> _What you are asked to do_:
Only an exact copy of the entries, stripped of pictures, will serve as the answer.

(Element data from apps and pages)
..............................
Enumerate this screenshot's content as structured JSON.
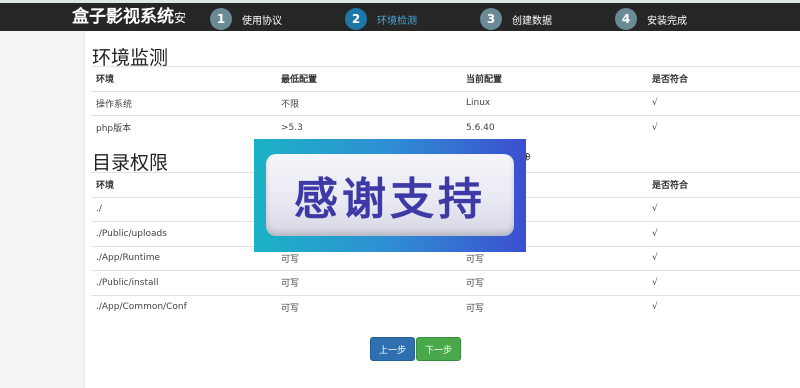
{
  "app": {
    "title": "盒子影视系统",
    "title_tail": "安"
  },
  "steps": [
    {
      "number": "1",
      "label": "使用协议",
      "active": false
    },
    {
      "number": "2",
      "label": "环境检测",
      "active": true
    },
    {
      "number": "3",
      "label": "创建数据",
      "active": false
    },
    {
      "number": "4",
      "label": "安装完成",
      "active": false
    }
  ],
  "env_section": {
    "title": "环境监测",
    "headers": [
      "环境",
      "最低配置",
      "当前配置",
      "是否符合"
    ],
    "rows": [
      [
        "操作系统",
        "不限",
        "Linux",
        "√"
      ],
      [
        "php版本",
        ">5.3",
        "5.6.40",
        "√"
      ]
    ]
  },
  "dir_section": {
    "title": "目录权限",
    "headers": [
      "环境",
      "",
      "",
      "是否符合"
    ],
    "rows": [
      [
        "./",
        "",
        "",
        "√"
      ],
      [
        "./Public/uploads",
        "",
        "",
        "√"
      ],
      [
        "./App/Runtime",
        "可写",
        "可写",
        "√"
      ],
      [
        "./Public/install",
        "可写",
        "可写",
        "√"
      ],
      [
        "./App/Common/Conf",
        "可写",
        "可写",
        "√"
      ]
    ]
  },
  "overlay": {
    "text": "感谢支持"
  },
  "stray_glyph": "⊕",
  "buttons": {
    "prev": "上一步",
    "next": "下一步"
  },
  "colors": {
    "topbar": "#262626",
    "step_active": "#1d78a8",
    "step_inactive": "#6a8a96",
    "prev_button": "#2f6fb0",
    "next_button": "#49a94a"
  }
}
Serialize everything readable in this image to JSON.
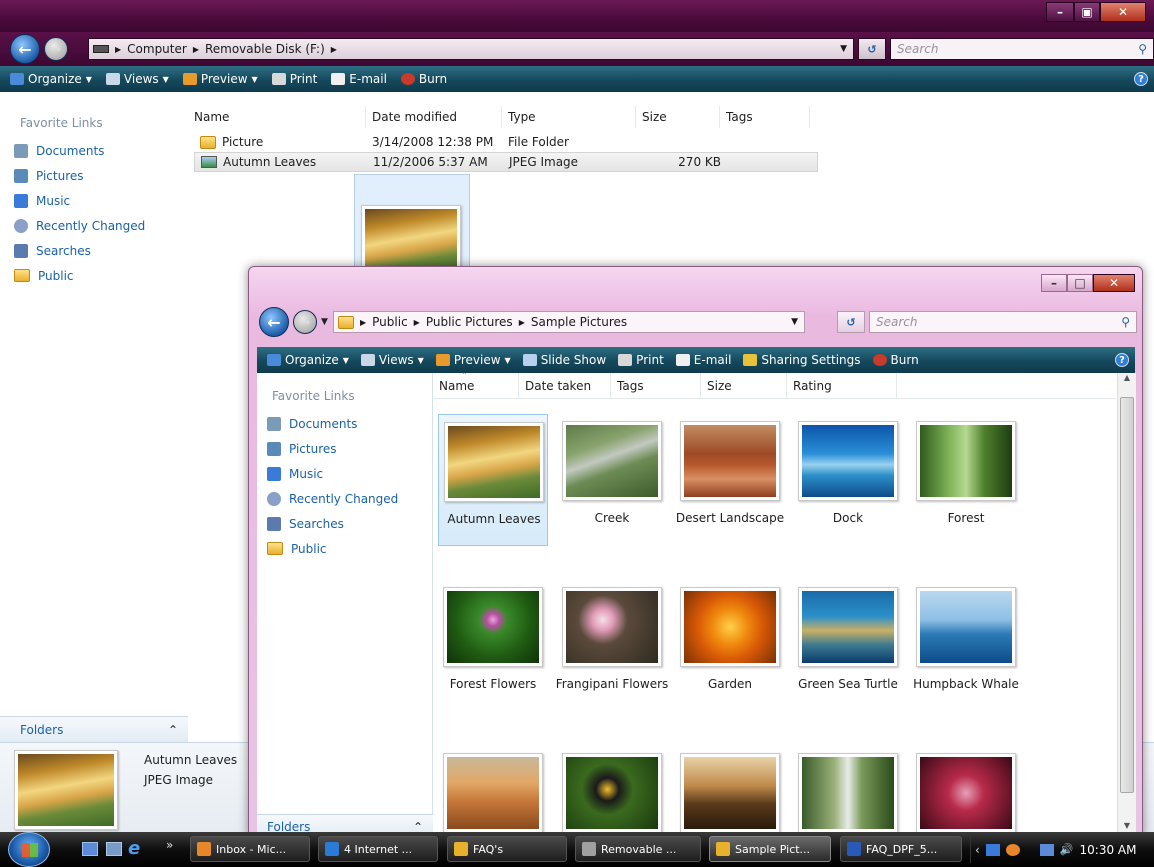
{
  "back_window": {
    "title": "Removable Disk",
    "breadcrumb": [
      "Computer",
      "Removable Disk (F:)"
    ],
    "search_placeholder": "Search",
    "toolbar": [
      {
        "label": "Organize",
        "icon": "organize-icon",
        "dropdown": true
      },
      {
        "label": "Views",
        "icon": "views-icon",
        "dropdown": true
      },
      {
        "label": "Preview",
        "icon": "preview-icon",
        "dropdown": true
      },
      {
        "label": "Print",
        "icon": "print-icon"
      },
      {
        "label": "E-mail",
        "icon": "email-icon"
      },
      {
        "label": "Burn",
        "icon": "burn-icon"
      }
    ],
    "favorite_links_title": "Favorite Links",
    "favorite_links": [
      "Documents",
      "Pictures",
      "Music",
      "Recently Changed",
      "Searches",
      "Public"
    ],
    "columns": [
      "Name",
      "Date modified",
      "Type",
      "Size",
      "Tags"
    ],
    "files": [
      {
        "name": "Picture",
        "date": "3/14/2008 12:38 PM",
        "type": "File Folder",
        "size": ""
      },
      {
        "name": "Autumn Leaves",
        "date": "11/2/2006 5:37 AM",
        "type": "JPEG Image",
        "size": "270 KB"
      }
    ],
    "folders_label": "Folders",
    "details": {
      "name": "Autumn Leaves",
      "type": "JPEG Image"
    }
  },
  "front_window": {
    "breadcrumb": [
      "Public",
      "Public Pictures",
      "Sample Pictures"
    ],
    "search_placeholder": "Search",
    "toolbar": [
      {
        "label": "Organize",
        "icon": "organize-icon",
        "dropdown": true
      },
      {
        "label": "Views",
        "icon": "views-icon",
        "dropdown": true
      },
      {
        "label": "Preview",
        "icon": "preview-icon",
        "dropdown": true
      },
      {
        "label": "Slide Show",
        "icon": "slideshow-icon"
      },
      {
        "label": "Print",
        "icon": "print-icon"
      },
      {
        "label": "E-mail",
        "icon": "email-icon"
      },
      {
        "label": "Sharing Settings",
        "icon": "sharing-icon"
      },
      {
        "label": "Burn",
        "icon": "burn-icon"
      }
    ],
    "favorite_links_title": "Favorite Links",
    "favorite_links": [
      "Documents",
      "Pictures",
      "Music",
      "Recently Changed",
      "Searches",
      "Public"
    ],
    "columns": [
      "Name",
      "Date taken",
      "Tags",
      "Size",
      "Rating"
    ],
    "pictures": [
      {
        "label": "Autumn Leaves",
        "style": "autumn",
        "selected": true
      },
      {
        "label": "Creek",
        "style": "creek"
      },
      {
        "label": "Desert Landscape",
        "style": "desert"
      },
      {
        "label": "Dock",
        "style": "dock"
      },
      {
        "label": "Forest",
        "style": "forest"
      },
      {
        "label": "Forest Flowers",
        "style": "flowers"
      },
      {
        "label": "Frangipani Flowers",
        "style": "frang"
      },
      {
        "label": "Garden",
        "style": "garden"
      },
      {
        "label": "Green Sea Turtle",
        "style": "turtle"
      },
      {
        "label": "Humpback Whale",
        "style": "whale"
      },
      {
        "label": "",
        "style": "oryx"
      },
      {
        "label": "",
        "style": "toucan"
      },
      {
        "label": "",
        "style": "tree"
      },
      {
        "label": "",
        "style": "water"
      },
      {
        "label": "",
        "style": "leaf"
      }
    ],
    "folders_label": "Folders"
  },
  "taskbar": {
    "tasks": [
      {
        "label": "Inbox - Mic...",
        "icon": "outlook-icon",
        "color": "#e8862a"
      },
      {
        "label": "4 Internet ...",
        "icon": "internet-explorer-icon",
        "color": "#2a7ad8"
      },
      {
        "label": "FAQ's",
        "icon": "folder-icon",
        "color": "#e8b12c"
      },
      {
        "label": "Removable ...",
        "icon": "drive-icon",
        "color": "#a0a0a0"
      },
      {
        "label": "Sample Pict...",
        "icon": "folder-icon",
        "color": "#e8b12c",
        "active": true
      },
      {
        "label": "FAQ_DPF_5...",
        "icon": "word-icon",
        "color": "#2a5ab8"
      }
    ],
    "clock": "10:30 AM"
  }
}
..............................
> _The completed task_:
Enumerate this screenshot's content as structured JSON.
{
  "app": {
    "title": "盒子影视系统",
    "title_tail": "安"
  },
  "steps": [
    {
      "number": "1",
      "label": "使用协议",
      "active": false
    },
    {
      "number": "2",
      "label": "环境检测",
      "active": true
    },
    {
      "number": "3",
      "label": "创建数据",
      "active": false
    },
    {
      "number": "4",
      "label": "安装完成",
      "active": false
    }
  ],
  "env_section": {
    "title": "环境监测",
    "headers": [
      "环境",
      "最低配置",
      "当前配置",
      "是否符合"
    ],
    "rows": [
      [
        "操作系统",
        "不限",
        "Linux",
        "√"
      ],
      [
        "php版本",
        ">5.3",
        "5.6.40",
        "√"
      ]
    ]
  },
  "dir_section": {
    "title": "目录权限",
    "headers": [
      "环境",
      "",
      "",
      "是否符合"
    ],
    "rows": [
      [
        "./",
        "",
        "",
        "√"
      ],
      [
        "./Public/uploads",
        "",
        "",
        "√"
      ],
      [
        "./App/Runtime",
        "可写",
        "可写",
        "√"
      ],
      [
        "./Public/install",
        "可写",
        "可写",
        "√"
      ],
      [
        "./App/Common/Conf",
        "可写",
        "可写",
        "√"
      ]
    ]
  },
  "overlay": {
    "text": "感谢支持"
  },
  "stray_glyph": "⊕",
  "buttons": {
    "prev": "上一步",
    "next": "下一步"
  },
  "colors": {
    "topbar": "#262626",
    "step_active": "#1d78a8",
    "step_inactive": "#6a8a96",
    "prev_button": "#2f6fb0",
    "next_button": "#49a94a"
  }
}
Serialize everything readable in this image to JSON.
{
  "back_window": {
    "title": "Removable Disk",
    "breadcrumb": [
      "Computer",
      "Removable Disk (F:)"
    ],
    "search_placeholder": "Search",
    "toolbar": [
      {
        "label": "Organize",
        "icon": "organize-icon",
        "dropdown": true
      },
      {
        "label": "Views",
        "icon": "views-icon",
        "dropdown": true
      },
      {
        "label": "Preview",
        "icon": "preview-icon",
        "dropdown": true
      },
      {
        "label": "Print",
        "icon": "print-icon"
      },
      {
        "label": "E-mail",
        "icon": "email-icon"
      },
      {
        "label": "Burn",
        "icon": "burn-icon"
      }
    ],
    "favorite_links_title": "Favorite Links",
    "favorite_links": [
      "Documents",
      "Pictures",
      "Music",
      "Recently Changed",
      "Searches",
      "Public"
    ],
    "columns": [
      "Name",
      "Date modified",
      "Type",
      "Size",
      "Tags"
    ],
    "files": [
      {
        "name": "Picture",
        "date": "3/14/2008 12:38 PM",
        "type": "File Folder",
        "size": ""
      },
      {
        "name": "Autumn Leaves",
        "date": "11/2/2006 5:37 AM",
        "type": "JPEG Image",
        "size": "270 KB"
      }
    ],
    "folders_label": "Folders",
    "details": {
      "name": "Autumn Leaves",
      "type": "JPEG Image"
    }
  },
  "front_window": {
    "breadcrumb": [
      "Public",
      "Public Pictures",
      "Sample Pictures"
    ],
    "search_placeholder": "Search",
    "toolbar": [
      {
        "label": "Organize",
        "icon": "organize-icon",
        "dropdown": true
      },
      {
        "label": "Views",
        "icon": "views-icon",
        "dropdown": true
      },
      {
        "label": "Preview",
        "icon": "preview-icon",
        "dropdown": true
      },
      {
        "label": "Slide Show",
        "icon": "slideshow-icon"
      },
      {
        "label": "Print",
        "icon": "print-icon"
      },
      {
        "label": "E-mail",
        "icon": "email-icon"
      },
      {
        "label": "Sharing Settings",
        "icon": "sharing-icon"
      },
      {
        "label": "Burn",
        "icon": "burn-icon"
      }
    ],
    "favorite_links_title": "Favorite Links",
    "favorite_links": [
      "Documents",
      "Pictures",
      "Music",
      "Recently Changed",
      "Searches",
      "Public"
    ],
    "columns": [
      "Name",
      "Date taken",
      "Tags",
      "Size",
      "Rating"
    ],
    "pictures": [
      {
        "label": "Autumn Leaves",
        "style": "autumn",
        "selected": true
      },
      {
        "label": "Creek",
        "style": "creek"
      },
      {
        "label": "Desert Landscape",
        "style": "desert"
      },
      {
        "label": "Dock",
        "style": "dock"
      },
      {
        "label": "Forest",
        "style": "forest"
      },
      {
        "label": "Forest Flowers",
        "style": "flowers"
      },
      {
        "label": "Frangipani Flowers",
        "style": "frang"
      },
      {
        "label": "Garden",
        "style": "garden"
      },
      {
        "label": "Green Sea Turtle",
        "style": "turtle"
      },
      {
        "label": "Humpback Whale",
        "style": "whale"
      },
      {
        "label": "",
        "style": "oryx"
      },
      {
        "label": "",
        "style": "toucan"
      },
      {
        "label": "",
        "style": "tree"
      },
      {
        "label": "",
        "style": "water"
      },
      {
        "label": "",
        "style": "leaf"
      }
    ],
    "folders_label": "Folders"
  },
  "taskbar": {
    "tasks": [
      {
        "label": "Inbox - Mic...",
        "icon": "outlook-icon",
        "color": "#e8862a"
      },
      {
        "label": "4 Internet ...",
        "icon": "internet-explorer-icon",
        "color": "#2a7ad8"
      },
      {
        "label": "FAQ's",
        "icon": "folder-icon",
        "color": "#e8b12c"
      },
      {
        "label": "Removable ...",
        "icon": "drive-icon",
        "color": "#a0a0a0"
      },
      {
        "label": "Sample Pict...",
        "icon": "folder-icon",
        "color": "#e8b12c",
        "active": true
      },
      {
        "label": "FAQ_DPF_5...",
        "icon": "word-icon",
        "color": "#2a5ab8"
      }
    ],
    "clock": "10:30 AM"
  }
}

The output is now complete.